Your assignment
In the material below, tally the lines that include the string "Application", then write down only the total.

Extracted material
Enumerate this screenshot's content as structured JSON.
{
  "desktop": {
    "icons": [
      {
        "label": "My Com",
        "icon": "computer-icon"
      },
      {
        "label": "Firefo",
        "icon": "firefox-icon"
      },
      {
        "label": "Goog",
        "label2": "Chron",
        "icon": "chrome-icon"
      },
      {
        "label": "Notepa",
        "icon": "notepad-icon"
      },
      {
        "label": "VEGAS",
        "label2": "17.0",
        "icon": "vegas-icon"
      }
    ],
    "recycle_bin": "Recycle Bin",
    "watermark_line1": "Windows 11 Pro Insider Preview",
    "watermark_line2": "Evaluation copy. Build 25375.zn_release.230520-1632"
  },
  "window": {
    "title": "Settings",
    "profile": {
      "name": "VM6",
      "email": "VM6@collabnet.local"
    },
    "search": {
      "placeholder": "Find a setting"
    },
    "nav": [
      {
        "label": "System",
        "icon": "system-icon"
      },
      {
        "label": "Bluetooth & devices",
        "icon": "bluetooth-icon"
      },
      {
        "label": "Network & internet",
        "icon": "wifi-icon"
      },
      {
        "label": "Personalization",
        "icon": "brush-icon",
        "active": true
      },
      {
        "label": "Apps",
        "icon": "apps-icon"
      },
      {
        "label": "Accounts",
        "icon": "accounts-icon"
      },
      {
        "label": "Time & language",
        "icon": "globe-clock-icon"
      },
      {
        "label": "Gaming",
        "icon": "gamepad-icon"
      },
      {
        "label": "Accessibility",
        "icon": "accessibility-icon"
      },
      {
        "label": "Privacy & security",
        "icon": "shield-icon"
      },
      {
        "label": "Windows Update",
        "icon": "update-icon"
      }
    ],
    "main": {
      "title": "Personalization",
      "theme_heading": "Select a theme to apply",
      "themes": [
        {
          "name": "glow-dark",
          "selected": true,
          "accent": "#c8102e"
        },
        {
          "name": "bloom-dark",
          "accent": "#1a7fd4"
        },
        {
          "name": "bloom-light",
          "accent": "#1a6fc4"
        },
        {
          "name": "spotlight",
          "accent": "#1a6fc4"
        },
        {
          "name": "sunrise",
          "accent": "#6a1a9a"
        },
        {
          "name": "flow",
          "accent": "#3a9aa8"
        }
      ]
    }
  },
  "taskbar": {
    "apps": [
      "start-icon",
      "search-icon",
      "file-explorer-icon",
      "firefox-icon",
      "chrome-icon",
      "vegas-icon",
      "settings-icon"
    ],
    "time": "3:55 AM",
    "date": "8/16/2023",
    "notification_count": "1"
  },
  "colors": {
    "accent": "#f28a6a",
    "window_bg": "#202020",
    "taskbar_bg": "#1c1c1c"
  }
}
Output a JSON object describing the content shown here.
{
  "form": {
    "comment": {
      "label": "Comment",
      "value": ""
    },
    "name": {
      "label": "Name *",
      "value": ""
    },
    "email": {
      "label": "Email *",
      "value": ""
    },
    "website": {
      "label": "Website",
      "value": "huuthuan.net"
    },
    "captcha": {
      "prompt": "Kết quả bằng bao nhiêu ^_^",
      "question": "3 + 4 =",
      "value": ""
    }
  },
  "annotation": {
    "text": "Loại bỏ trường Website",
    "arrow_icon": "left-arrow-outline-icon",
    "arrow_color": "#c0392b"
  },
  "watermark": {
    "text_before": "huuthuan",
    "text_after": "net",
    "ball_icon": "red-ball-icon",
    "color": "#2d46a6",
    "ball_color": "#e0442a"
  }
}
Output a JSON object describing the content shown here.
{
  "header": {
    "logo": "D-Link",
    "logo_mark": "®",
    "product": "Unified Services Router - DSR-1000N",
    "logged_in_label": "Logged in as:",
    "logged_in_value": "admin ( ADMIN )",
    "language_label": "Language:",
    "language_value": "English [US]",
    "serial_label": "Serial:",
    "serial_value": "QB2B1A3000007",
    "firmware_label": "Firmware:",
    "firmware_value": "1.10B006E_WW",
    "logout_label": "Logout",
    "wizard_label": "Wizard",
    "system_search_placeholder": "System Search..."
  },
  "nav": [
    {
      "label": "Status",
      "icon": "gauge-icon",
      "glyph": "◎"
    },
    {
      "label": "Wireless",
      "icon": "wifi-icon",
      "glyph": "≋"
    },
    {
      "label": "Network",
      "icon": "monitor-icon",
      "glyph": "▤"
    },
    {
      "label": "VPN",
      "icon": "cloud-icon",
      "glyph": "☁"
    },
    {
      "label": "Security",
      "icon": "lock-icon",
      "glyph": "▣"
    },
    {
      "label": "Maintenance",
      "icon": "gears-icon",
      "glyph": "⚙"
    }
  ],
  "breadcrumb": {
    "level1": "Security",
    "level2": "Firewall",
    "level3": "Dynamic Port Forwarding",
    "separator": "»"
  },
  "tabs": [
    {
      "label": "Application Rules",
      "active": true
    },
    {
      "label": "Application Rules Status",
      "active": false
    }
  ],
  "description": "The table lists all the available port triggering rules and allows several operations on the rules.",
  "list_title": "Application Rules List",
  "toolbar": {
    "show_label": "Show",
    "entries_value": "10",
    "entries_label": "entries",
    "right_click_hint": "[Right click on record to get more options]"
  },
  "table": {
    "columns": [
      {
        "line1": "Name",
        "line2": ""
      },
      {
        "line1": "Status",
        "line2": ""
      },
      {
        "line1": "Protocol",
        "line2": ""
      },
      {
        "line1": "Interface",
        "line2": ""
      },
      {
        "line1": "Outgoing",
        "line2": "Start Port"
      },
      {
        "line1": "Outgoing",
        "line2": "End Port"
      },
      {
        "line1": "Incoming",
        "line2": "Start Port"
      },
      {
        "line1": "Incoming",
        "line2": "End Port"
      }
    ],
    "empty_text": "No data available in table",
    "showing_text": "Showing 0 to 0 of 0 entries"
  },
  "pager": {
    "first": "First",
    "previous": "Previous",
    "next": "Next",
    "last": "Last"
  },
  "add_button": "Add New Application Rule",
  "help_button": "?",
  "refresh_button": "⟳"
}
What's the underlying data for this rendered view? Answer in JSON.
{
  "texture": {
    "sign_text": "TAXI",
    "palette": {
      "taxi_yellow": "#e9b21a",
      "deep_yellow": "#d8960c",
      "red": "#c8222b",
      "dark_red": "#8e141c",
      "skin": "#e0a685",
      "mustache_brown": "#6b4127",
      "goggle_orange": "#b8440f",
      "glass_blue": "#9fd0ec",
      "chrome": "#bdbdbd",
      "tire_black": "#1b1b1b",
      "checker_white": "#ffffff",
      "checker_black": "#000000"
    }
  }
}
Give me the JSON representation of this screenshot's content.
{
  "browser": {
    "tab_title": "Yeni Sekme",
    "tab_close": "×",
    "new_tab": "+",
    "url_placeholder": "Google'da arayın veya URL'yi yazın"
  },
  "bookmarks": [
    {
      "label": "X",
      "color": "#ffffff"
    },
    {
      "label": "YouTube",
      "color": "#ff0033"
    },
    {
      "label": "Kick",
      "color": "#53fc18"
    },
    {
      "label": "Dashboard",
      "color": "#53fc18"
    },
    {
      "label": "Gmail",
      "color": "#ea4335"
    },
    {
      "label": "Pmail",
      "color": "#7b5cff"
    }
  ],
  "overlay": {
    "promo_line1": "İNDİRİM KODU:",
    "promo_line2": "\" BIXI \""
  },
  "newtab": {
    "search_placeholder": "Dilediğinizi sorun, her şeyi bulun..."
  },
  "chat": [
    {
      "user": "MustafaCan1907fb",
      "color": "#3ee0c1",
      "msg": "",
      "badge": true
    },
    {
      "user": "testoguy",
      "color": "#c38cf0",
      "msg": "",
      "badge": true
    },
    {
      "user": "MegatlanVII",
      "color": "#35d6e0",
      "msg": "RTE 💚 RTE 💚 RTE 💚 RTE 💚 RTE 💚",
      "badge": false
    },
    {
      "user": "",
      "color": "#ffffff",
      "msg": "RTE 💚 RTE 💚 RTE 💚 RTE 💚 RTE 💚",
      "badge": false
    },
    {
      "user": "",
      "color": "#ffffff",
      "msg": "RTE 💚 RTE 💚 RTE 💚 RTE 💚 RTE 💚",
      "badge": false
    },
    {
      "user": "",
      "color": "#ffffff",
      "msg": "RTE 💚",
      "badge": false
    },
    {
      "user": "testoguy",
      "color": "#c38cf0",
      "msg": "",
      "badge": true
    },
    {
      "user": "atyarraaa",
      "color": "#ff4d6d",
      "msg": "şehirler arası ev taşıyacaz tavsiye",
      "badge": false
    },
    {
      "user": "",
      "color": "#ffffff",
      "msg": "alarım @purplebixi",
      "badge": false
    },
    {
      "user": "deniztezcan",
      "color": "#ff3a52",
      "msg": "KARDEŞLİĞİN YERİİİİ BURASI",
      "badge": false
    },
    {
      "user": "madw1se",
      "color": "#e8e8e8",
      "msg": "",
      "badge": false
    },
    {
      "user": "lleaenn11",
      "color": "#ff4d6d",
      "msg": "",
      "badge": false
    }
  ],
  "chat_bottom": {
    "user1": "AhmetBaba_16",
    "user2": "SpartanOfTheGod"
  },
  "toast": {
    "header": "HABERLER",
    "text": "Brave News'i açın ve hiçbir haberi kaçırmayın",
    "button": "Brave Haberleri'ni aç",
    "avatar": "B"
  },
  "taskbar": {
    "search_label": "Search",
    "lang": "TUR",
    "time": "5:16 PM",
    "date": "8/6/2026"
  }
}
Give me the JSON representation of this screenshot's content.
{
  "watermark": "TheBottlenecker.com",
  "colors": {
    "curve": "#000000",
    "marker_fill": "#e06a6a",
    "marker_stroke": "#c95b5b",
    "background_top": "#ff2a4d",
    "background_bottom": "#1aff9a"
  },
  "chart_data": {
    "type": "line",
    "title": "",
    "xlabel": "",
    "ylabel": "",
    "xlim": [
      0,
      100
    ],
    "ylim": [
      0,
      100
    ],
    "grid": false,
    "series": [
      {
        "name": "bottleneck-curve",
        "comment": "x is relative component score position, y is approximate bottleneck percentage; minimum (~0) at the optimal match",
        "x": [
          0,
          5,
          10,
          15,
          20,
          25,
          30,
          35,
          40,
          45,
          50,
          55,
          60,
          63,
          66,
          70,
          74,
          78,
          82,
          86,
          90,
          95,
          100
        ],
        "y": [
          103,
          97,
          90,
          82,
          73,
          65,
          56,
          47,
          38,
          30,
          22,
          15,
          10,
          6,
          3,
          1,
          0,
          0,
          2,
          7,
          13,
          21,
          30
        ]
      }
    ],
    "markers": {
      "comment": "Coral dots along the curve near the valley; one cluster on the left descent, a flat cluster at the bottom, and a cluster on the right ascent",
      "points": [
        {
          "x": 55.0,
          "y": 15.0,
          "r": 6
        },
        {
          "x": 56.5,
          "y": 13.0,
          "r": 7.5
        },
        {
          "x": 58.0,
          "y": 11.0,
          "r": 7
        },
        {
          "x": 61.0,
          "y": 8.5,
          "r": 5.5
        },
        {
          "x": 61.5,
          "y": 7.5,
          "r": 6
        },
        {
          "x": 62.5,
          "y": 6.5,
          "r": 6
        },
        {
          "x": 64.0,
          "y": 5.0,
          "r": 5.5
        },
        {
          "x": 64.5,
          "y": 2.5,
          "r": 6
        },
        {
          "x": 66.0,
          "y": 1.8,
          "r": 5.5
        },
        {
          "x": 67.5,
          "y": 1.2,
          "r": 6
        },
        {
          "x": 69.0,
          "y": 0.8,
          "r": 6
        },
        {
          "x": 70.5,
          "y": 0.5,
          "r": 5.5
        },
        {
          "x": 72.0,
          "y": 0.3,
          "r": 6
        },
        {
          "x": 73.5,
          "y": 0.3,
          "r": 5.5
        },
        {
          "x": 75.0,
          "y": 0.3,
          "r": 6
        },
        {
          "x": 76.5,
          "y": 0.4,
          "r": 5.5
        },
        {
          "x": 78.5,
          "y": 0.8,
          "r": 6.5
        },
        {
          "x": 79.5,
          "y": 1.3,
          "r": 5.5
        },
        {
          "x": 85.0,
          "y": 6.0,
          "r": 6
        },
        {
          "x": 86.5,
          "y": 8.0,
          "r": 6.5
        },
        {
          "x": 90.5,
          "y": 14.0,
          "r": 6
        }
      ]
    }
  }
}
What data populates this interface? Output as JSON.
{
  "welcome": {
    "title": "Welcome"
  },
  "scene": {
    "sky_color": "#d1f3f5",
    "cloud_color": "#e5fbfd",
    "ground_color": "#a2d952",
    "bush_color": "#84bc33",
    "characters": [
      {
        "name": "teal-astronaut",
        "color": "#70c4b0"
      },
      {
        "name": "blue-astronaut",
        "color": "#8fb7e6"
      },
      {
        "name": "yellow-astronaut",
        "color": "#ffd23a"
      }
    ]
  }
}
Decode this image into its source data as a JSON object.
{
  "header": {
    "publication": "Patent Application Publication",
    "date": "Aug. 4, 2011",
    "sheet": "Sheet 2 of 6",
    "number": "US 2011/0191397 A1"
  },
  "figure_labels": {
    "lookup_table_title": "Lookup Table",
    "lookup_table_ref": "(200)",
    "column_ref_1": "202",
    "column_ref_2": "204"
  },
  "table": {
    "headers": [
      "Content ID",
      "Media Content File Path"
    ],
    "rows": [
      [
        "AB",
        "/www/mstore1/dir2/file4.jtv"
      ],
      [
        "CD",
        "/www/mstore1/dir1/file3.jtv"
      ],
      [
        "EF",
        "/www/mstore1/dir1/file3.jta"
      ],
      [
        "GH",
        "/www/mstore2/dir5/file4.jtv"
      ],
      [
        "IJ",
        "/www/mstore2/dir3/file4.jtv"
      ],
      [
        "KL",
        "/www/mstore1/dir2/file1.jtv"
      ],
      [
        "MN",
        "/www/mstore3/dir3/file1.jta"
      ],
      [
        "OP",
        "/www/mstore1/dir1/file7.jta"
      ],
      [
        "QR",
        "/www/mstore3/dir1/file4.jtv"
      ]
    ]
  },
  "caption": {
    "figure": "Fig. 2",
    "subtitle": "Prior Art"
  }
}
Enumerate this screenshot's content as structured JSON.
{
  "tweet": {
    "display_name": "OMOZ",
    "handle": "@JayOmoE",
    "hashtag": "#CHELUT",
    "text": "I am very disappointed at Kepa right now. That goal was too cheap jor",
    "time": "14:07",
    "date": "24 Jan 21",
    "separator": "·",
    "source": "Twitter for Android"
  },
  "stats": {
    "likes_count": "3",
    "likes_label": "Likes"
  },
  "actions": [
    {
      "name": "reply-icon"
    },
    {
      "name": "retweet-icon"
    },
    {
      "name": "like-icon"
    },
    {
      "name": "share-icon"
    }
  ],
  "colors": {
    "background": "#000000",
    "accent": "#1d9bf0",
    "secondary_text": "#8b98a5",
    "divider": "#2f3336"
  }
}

Output for this task
5